EXERCISE DETAILS: Using the listing below, work out how many lines carry the word "image", and state nothing but that number.
++++
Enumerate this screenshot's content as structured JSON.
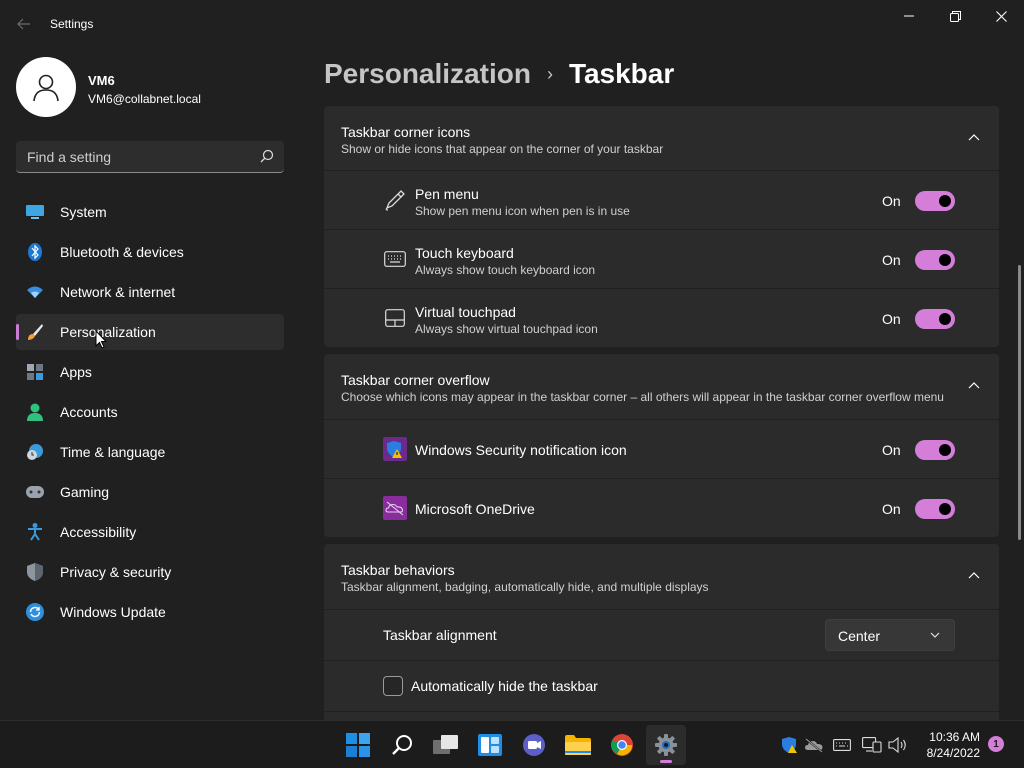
{
  "window": {
    "title": "Settings"
  },
  "user": {
    "name": "VM6",
    "email": "VM6@collabnet.local"
  },
  "search": {
    "placeholder": "Find a setting"
  },
  "sidebar": {
    "items": [
      {
        "label": "System",
        "icon": "system-icon"
      },
      {
        "label": "Bluetooth & devices",
        "icon": "bluetooth-icon"
      },
      {
        "label": "Network & internet",
        "icon": "wifi-icon"
      },
      {
        "label": "Personalization",
        "icon": "brush-icon",
        "selected": true
      },
      {
        "label": "Apps",
        "icon": "apps-icon"
      },
      {
        "label": "Accounts",
        "icon": "person-icon"
      },
      {
        "label": "Time & language",
        "icon": "clock-globe-icon"
      },
      {
        "label": "Gaming",
        "icon": "gamepad-icon"
      },
      {
        "label": "Accessibility",
        "icon": "accessibility-icon"
      },
      {
        "label": "Privacy & security",
        "icon": "shield-icon"
      },
      {
        "label": "Windows Update",
        "icon": "update-icon"
      }
    ],
    "accent_color": "#c87cd2"
  },
  "breadcrumb": {
    "parent": "Personalization",
    "separator": "›",
    "current": "Taskbar"
  },
  "sections": {
    "corner_icons": {
      "title": "Taskbar corner icons",
      "description": "Show or hide icons that appear on the corner of your taskbar",
      "items": [
        {
          "title": "Pen menu",
          "description": "Show pen menu icon when pen is in use",
          "state": "On",
          "icon": "pen-icon"
        },
        {
          "title": "Touch keyboard",
          "description": "Always show touch keyboard icon",
          "state": "On",
          "icon": "keyboard-icon"
        },
        {
          "title": "Virtual touchpad",
          "description": "Always show virtual touchpad icon",
          "state": "On",
          "icon": "touchpad-icon"
        }
      ]
    },
    "corner_overflow": {
      "title": "Taskbar corner overflow",
      "description": "Choose which icons may appear in the taskbar corner – all others will appear in the taskbar corner overflow menu",
      "items": [
        {
          "title": "Windows Security notification icon",
          "state": "On",
          "icon": "windows-security-icon"
        },
        {
          "title": "Microsoft OneDrive",
          "state": "On",
          "icon": "onedrive-icon"
        }
      ]
    },
    "behaviors": {
      "title": "Taskbar behaviors",
      "description": "Taskbar alignment, badging, automatically hide, and multiple displays",
      "alignment_label": "Taskbar alignment",
      "alignment_value": "Center",
      "auto_hide_label": "Automatically hide the taskbar"
    }
  },
  "toggle_color": "#d47ed9",
  "taskbar": {
    "apps": [
      "start-icon",
      "search-icon",
      "task-view-icon",
      "widgets-icon",
      "teams-chat-icon",
      "file-explorer-icon",
      "chrome-icon",
      "settings-icon"
    ],
    "time": "10:36 AM",
    "date": "8/24/2022",
    "notification_count": "1"
  }
}
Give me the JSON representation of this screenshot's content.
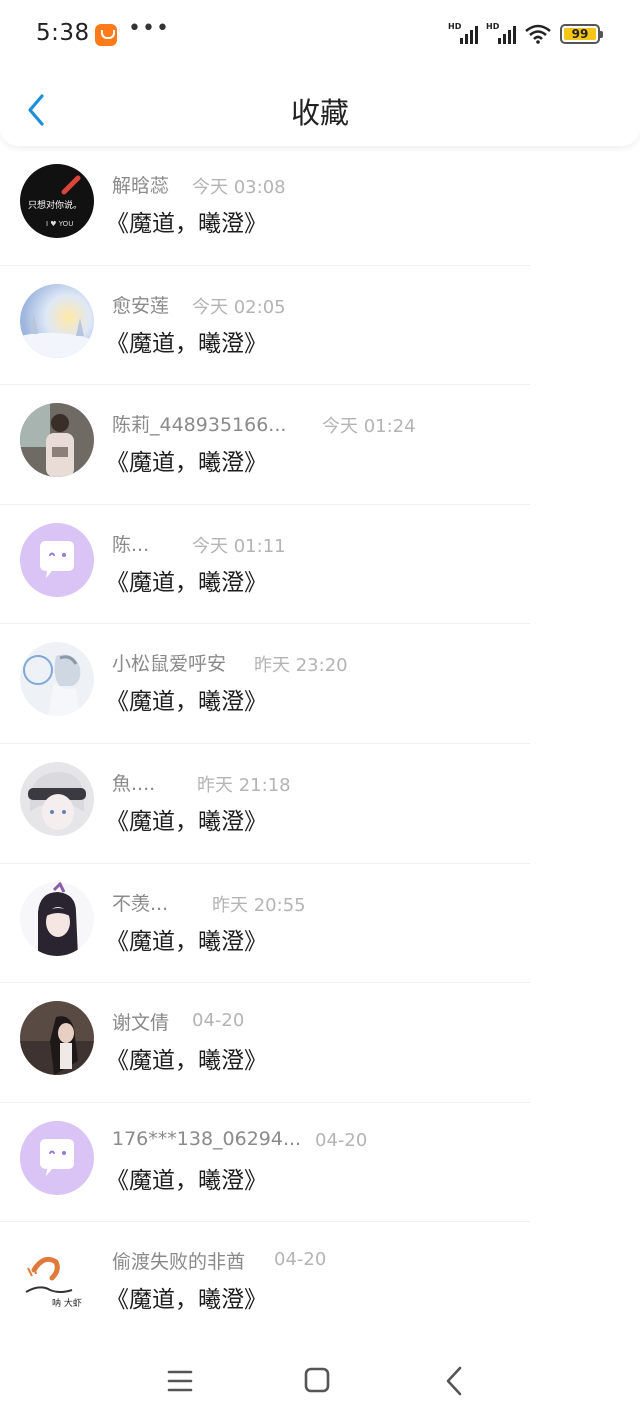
{
  "status_bar": {
    "time": "5:38",
    "signal_label_1": "HD",
    "signal_label_2": "HD",
    "battery_level": "99",
    "icons": [
      "shopping-app-icon",
      "more-dots-icon",
      "signal-icon",
      "signal-icon",
      "wifi-icon",
      "battery-icon"
    ],
    "colors": {
      "app_icon": "#ff7a1a",
      "battery": "#f5c518"
    }
  },
  "nav": {
    "title": "收藏",
    "back_icon": "chevron-left-icon",
    "accent_color": "#1a8fdd"
  },
  "favorites": [
    {
      "user": "解晗蕊",
      "time": "今天 03:08",
      "title": "《魔道，曦澄》",
      "avatar": "text-image-avatar"
    },
    {
      "user": "愈安莲",
      "time": "今天 02:05",
      "title": "《魔道，曦澄》",
      "avatar": "snow-scene-avatar"
    },
    {
      "user": "陈莉_448935166...",
      "time": "今天 01:24",
      "title": "《魔道，曦澄》",
      "avatar": "person-photo-avatar"
    },
    {
      "user": "陈...",
      "time": "今天 01:11",
      "title": "《魔道，曦澄》",
      "avatar": "default-chat-avatar"
    },
    {
      "user": "小松鼠爱呼安",
      "time": "昨天 23:20",
      "title": "《魔道，曦澄》",
      "avatar": "anime-avatar"
    },
    {
      "user": "魚....",
      "time": "昨天 21:18",
      "title": "《魔道，曦澄》",
      "avatar": "anime-avatar"
    },
    {
      "user": "不羡...",
      "time": "昨天 20:55",
      "title": "《魔道，曦澄》",
      "avatar": "anime-avatar"
    },
    {
      "user": "谢文倩",
      "time": "04-20",
      "title": "《魔道，曦澄》",
      "avatar": "person-photo-avatar"
    },
    {
      "user": "176***138_06294...",
      "time": "04-20",
      "title": "《魔道，曦澄》",
      "avatar": "default-chat-avatar"
    },
    {
      "user": "偷渡失败的非酋",
      "time": "04-20",
      "title": "《魔道，曦澄》",
      "avatar": "shrimp-drawing-avatar"
    }
  ],
  "bottom_nav": {
    "icons": [
      "menu-icon",
      "home-square-icon",
      "back-triangle-icon"
    ]
  }
}
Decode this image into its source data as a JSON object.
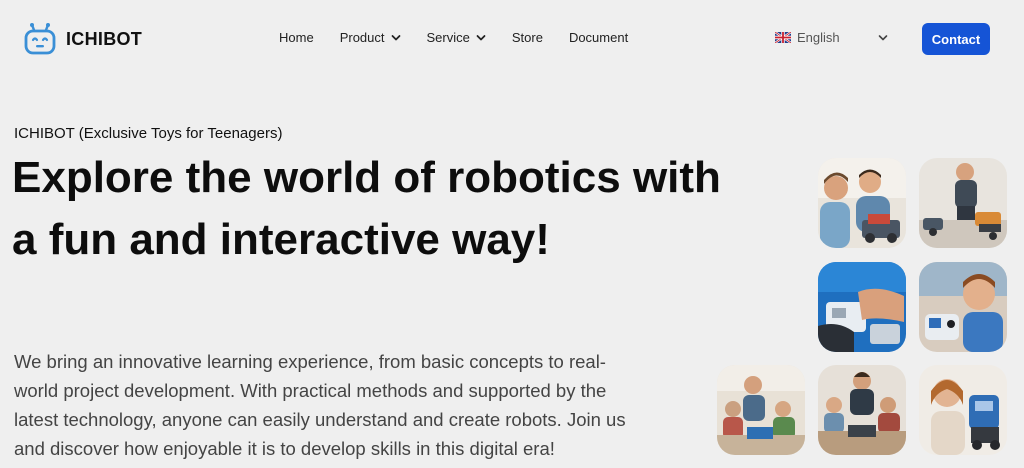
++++
EXERCISE RESPONSE: 2